**Problem statement**
Down to the final line, print the records below exactly and without pictures.
* * * * * * * * *
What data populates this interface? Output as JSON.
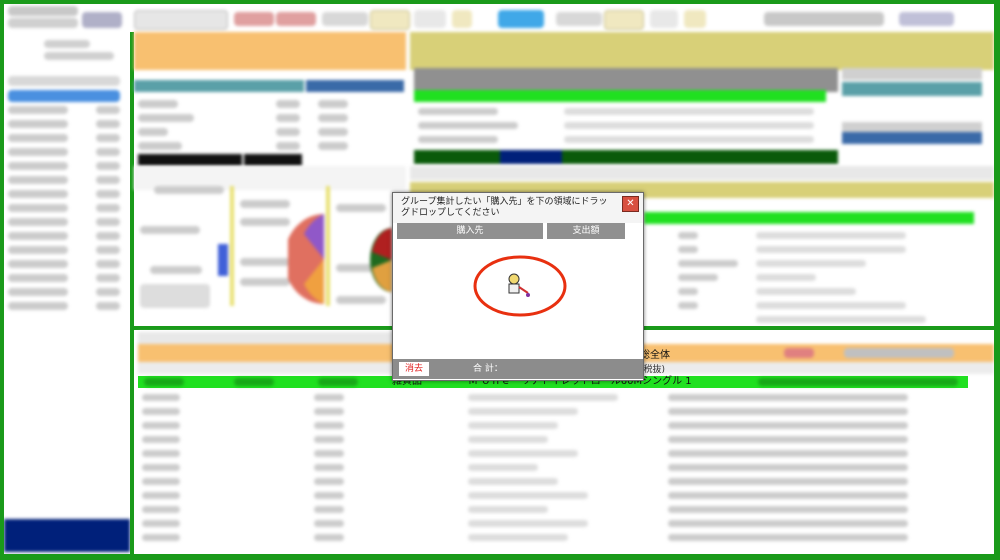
{
  "dialog": {
    "title": "グループ集計したい「購入先」を下の領域にドラッグドロップしてください",
    "column1": "購入先",
    "column2": "支出額",
    "clear_label": "消去",
    "total_label": "合 計："
  },
  "bottom_panel": {
    "tag_label": "総全体",
    "tax_label": "(税抜)"
  },
  "highlight_row": {
    "category": "雑貨品",
    "product": "Ｍ'ｏｎｅ　リナトイレットロール60Mシングル 1"
  },
  "colors": {
    "outer_green": "#1a9a1a",
    "orange_header": "#f8c070",
    "olive_header": "#d8d078",
    "row_green": "#20e020",
    "dark_green_footer": "#0a5a0a",
    "navy": "#00207a",
    "gray_table_header": "#909090",
    "dialog_red_ellipse": "#e83010"
  }
}
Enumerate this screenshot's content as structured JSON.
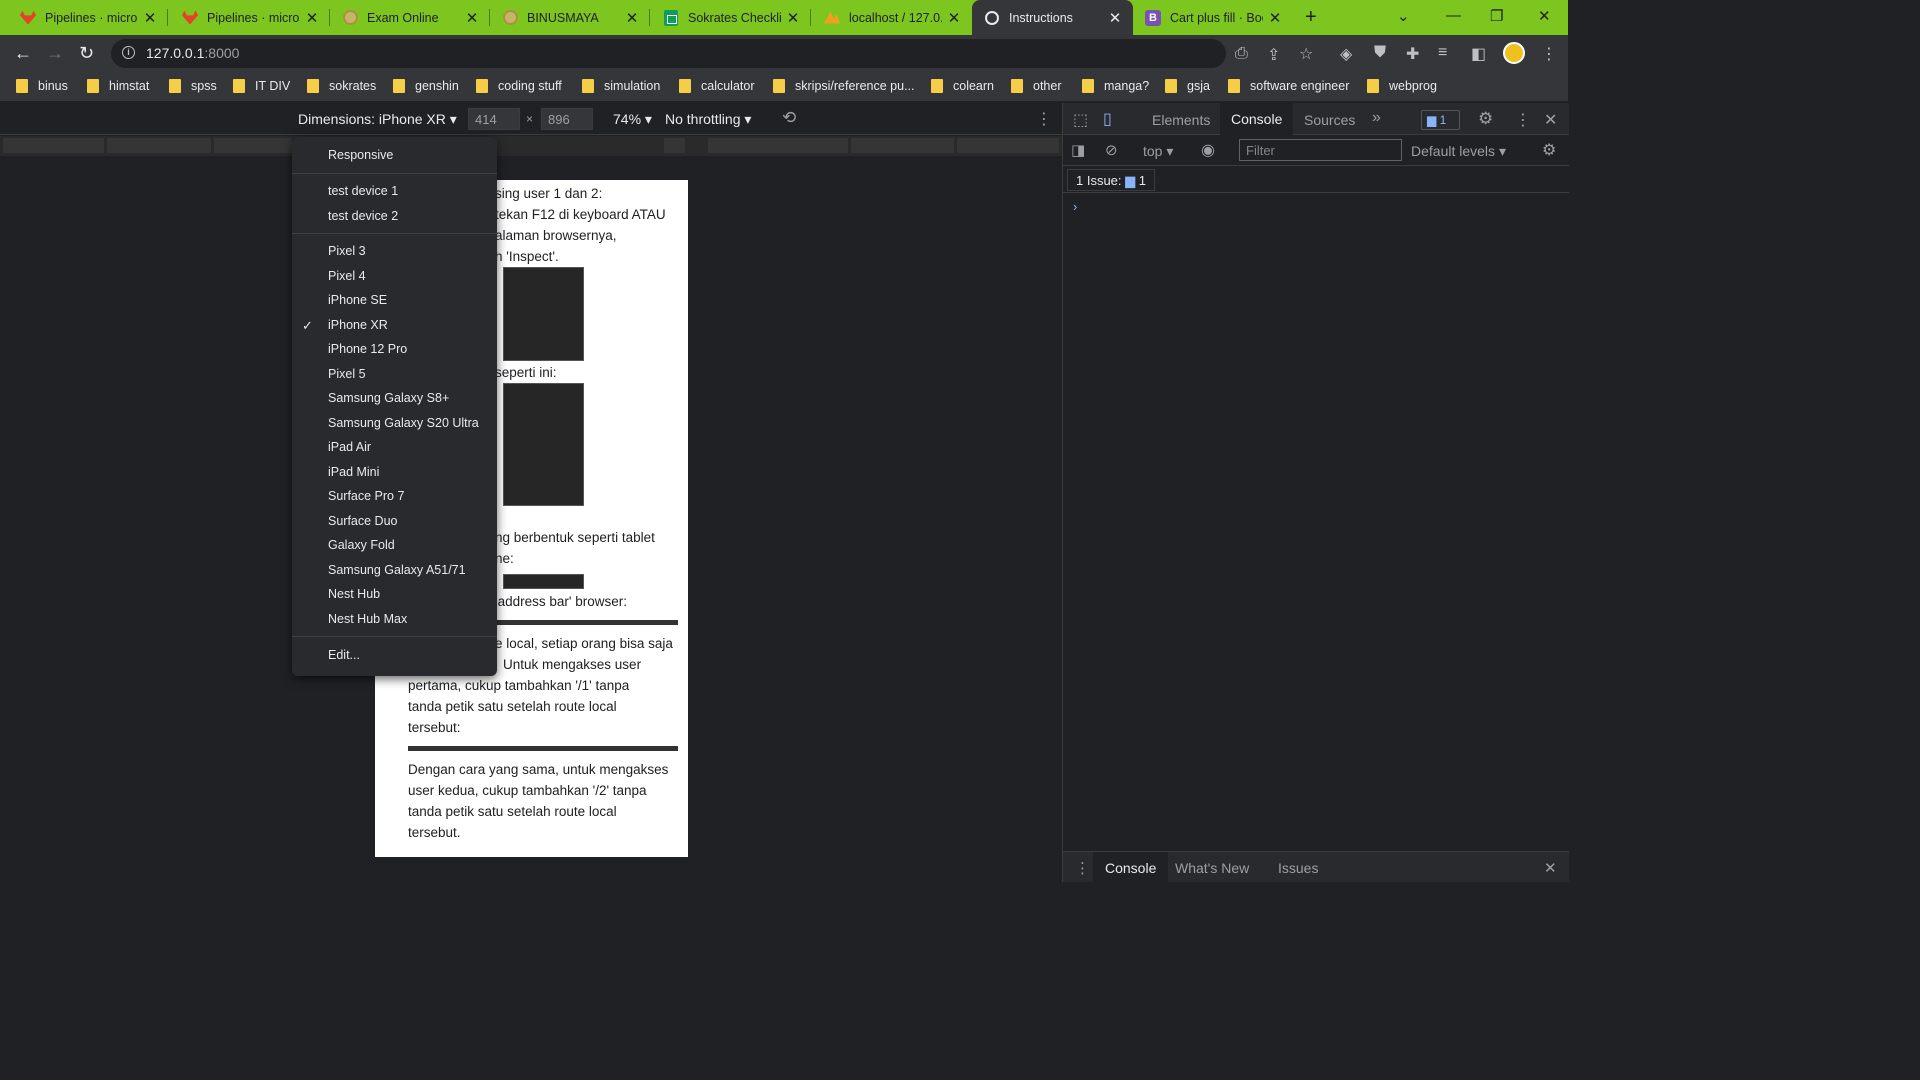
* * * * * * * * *
**Exercise response**
What data populates this interface? Output as JSON.
{
  "dialog": {
    "title": "グループ集計したい「購入先」を下の領域にドラッグドロップしてください",
    "column1": "購入先",
    "column2": "支出額",
    "clear_label": "消去",
    "total_label": "合 計："
  },
  "bottom_panel": {
    "tag_label": "総全体",
    "tax_label": "(税抜)"
  },
  "highlight_row": {
    "category": "雑貨品",
    "product": "Ｍ'ｏｎｅ　リナトイレットロール60Mシングル 1"
  },
  "colors": {
    "outer_green": "#1a9a1a",
    "orange_header": "#f8c070",
    "olive_header": "#d8d078",
    "row_green": "#20e020",
    "dark_green_footer": "#0a5a0a",
    "navy": "#00207a",
    "gray_table_header": "#909090",
    "dialog_red_ellipse": "#e83010"
  }
}
Enumerate this screenshot's content as structured JSON.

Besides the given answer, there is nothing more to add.